Your assignment » The reply should consist of the full listing, repeated word for word.

+-------+

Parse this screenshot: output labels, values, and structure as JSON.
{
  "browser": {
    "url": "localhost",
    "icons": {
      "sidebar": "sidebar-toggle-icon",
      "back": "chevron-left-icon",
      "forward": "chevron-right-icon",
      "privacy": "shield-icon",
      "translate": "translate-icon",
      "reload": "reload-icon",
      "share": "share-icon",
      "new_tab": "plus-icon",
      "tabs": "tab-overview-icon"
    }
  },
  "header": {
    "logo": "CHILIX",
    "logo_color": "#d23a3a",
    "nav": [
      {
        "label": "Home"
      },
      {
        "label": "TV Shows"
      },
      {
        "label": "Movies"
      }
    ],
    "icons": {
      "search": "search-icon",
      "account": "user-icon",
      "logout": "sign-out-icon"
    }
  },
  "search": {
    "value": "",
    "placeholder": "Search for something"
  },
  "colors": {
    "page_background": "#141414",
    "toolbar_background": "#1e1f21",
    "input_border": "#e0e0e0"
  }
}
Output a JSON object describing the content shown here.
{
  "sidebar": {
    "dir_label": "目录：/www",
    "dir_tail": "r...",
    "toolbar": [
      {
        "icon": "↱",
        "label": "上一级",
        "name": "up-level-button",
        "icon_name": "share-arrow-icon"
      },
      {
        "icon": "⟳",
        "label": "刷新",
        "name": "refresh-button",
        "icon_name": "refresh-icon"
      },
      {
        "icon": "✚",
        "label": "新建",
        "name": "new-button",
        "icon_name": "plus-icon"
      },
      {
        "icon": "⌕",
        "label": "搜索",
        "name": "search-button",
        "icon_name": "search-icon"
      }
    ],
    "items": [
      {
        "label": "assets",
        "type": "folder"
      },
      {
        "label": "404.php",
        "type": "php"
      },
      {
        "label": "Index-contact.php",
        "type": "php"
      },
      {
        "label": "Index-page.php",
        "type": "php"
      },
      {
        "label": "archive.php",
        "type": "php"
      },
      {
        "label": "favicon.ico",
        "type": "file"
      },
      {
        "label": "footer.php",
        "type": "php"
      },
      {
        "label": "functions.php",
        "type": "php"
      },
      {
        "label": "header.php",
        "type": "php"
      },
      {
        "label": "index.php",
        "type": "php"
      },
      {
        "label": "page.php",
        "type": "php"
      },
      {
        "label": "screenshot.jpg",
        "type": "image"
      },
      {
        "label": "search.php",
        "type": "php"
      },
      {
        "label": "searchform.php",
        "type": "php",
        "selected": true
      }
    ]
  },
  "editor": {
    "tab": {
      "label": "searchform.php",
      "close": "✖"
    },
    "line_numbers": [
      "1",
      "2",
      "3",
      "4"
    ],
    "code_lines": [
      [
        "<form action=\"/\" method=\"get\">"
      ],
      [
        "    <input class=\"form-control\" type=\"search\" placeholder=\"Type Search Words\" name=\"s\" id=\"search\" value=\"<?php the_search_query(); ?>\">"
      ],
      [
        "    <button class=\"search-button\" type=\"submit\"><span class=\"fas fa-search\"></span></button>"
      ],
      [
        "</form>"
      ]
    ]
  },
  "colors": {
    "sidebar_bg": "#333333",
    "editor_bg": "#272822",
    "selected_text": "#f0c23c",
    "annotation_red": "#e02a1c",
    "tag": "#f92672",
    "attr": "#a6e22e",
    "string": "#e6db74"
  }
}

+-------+

Output below »
Parse this screenshot: output labels, values, and structure as JSON.
{
  "browser": {
    "url": "localhost",
    "icons": {
      "sidebar": "sidebar-toggle-icon",
      "back": "chevron-left-icon",
      "forward": "chevron-right-icon",
      "privacy": "shield-icon",
      "translate": "translate-icon",
      "reload": "reload-icon",
      "share": "share-icon",
      "new_tab": "plus-icon",
      "tabs": "tab-overview-icon"
    }
  },
  "header": {
    "logo": "CHILIX",
    "logo_color": "#d23a3a",
    "nav": [
      {
        "label": "Home"
      },
      {
        "label": "TV Shows"
      },
      {
        "label": "Movies"
      }
    ],
    "icons": {
      "search": "search-icon",
      "account": "user-icon",
      "logout": "sign-out-icon"
    }
  },
  "search": {
    "value": "",
    "placeholder": "Search for something"
  },
  "colors": {
    "page_background": "#141414",
    "toolbar_background": "#1e1f21",
    "input_border": "#e0e0e0"
  }
}
Output a JSON object describing the content shown here.
{
  "sidebar": {
    "dir_label": "目录：/www",
    "dir_tail": "r...",
    "toolbar": [
      {
        "icon": "↱",
        "label": "上一级",
        "name": "up-level-button",
        "icon_name": "share-arrow-icon"
      },
      {
        "icon": "⟳",
        "label": "刷新",
        "name": "refresh-button",
        "icon_name": "refresh-icon"
      },
      {
        "icon": "✚",
        "label": "新建",
        "name": "new-button",
        "icon_name": "plus-icon"
      },
      {
        "icon": "⌕",
        "label": "搜索",
        "name": "search-button",
        "icon_name": "search-icon"
      }
    ],
    "items": [
      {
        "label": "assets",
        "type": "folder"
      },
      {
        "label": "404.php",
        "type": "php"
      },
      {
        "label": "Index-contact.php",
        "type": "php"
      },
      {
        "label": "Index-page.php",
        "type": "php"
      },
      {
        "label": "archive.php",
        "type": "php"
      },
      {
        "label": "favicon.ico",
        "type": "file"
      },
      {
        "label": "footer.php",
        "type": "php"
      },
      {
        "label": "functions.php",
        "type": "php"
      },
      {
        "label": "header.php",
        "type": "php"
      },
      {
        "label": "index.php",
        "type": "php"
      },
      {
        "label": "page.php",
        "type": "php"
      },
      {
        "label": "screenshot.jpg",
        "type": "image"
      },
      {
        "label": "search.php",
        "type": "php"
      },
      {
        "label": "searchform.php",
        "type": "php",
        "selected": true
      }
    ]
  },
  "editor": {
    "tab": {
      "label": "searchform.php",
      "close": "✖"
    },
    "line_numbers": [
      "1",
      "2",
      "3",
      "4"
    ],
    "code_lines": [
      [
        "<form action=\"/\" method=\"get\">"
      ],
      [
        "    <input class=\"form-control\" type=\"search\" placeholder=\"Type Search Words\" name=\"s\" id=\"search\" value=\"<?php the_search_query(); ?>\">"
      ],
      [
        "    <button class=\"search-button\" type=\"submit\"><span class=\"fas fa-search\"></span></button>"
      ],
      [
        "</form>"
      ]
    ]
  },
  "colors": {
    "sidebar_bg": "#333333",
    "editor_bg": "#272822",
    "selected_text": "#f0c23c",
    "annotation_red": "#e02a1c",
    "tag": "#f92672",
    "attr": "#a6e22e",
    "string": "#e6db74"
  }
}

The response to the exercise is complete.